5. Satellite services – Co-operation on satellite-based augmentation services
This Letter of Intent will reinforce cooperation with Tunisia on the international dimension of satellite navigation systems. It will form the basis of close cooperation with Tunisia so as to foster promotion activities for the adoption of satellite-based augmentation services in the Mediterranean region, through the use of the European EGNOS system. Also Tunisia should ensure that the operation and maintenance of the EGNOS station located in Djerba — including import and export of the required equipment — will continue smoothly in order to guarantee optimal coverage of the region.
6. Processes for agricultural projects
There is great potential to significantly improve bilateral trade relations in this sector. This letter of Intent aims to achieve greater liberalisation in the fields of processed agricultural and fisheries products and thus support the development of Tunisian agri-food sectors. This would be extremely profitable for industry in both zones and would provide consumers with greater choice.
Conference: Business and Technology Crossroads 2012 – CAT 2012
Vice President Tajani will also attend presentations on "Business and Technology Crossroads 2012 – CAT 2012" and "Employing Young People in Tunisia and the MENA region", where he will meet with local and international industry interest groups, including Férid Tounsi, Director General of Agency for the promotion of Industry and innovation (API), Wided Bouchamaoui, President of the Union of Industry, Trade and Handicrafts (UTICA), and Kandeh Yumkella, Director General of the United Nations Industrial Development Organization (ONUDI); as well as representatives of international banks; The African Bank for Development, the World bank and the Islamic bank for Development.
Tunisia: Economic background
Surface Area: 163.6 thousand sq km
Population: 10.7 millions of inhabitants - 2011
GDP in 2011: € 35.2 billion
GDP per capita 2011: € 3 299.3
EU goods exports to Tunisia in 2011: € 10.9 billion
EU goods imports from Tunisia in 2011: €9.9 billion

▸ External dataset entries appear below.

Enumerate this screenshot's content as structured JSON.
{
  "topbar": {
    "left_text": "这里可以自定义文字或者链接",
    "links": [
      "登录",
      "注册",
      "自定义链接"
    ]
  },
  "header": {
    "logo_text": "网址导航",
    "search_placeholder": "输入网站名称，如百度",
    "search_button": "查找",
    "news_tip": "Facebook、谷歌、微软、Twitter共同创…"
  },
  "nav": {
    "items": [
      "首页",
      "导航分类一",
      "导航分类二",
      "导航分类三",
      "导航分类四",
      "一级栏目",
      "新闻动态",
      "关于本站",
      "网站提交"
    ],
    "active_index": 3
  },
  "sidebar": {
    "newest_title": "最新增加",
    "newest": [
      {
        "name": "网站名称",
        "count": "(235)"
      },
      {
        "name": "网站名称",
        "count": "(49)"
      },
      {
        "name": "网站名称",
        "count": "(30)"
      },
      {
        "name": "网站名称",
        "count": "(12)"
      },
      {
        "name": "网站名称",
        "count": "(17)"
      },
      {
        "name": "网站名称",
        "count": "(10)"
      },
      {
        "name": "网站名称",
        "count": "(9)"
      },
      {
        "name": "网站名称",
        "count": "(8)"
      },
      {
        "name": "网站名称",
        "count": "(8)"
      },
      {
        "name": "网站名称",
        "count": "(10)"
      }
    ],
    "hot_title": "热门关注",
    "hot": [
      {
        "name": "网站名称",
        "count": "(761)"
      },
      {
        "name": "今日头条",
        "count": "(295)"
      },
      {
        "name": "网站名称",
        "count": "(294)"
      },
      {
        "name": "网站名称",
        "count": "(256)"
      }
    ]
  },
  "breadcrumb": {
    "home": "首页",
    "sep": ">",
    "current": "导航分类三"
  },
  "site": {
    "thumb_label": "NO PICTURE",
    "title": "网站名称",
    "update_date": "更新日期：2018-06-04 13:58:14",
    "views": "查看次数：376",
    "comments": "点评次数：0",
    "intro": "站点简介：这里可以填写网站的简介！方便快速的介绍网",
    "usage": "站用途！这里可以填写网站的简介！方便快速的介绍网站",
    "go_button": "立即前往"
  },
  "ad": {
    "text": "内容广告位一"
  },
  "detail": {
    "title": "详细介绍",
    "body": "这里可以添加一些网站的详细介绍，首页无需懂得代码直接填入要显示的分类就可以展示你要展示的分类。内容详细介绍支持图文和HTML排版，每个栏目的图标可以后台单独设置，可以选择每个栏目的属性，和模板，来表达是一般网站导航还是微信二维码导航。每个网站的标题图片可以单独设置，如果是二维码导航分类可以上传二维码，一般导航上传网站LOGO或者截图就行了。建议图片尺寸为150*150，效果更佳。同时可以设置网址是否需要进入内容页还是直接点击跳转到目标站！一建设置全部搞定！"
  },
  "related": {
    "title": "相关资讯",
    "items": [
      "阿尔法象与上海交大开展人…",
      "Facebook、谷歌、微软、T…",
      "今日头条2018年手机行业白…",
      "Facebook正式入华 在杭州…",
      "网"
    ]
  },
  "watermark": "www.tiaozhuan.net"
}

Although economic growth in Tunisia has been slow, its GDP increased by 4.8% in the first quarter of 2012. However increased political stability is a requirement in order to attract and foster FDI.
Tunisia's foreign trade
Exports: The EU is Tunisia's main trading partner, absorbing 74.1% of Tunisia's total exports. In recent years Tunisia exports to the EU have increased. The structure of Tunisia’s exports broadly reflects the structure of the economy. Tunisia's pattern of imports is dominated by the needs of its manufacturing sector. Hence, mechanical and electrical equipment, which satisfy the demand for capital goods, and textiles, as an intermediate input, are major imports in value terms.
Imports: The largest single group of imports to Tunisia come from the EU. In 2010 the imports from the EU to Tunisia accounted for 66.9% of the total import to the Tunisian market. China and Turkey are the second and third largest sources of imports to Tunisia. The main EU products exported to Tunisia are: (i) machinery and transport equipment; (ii) fuels and mining products (iii) chemicals.
Major markets: European Union, China and United States.
EU trade with Tunisia
Exports: EU exports to Tunisia have slightly increased over time and represent 0.7% of total EU exports. In terms of major export partners for the EU, Tunisia ranks number 29.
Imports: imports from Tunisia to the EU represent only 0.6% of the total imports to the European market and Tunisia ranks only 34 in terms of EU import partners.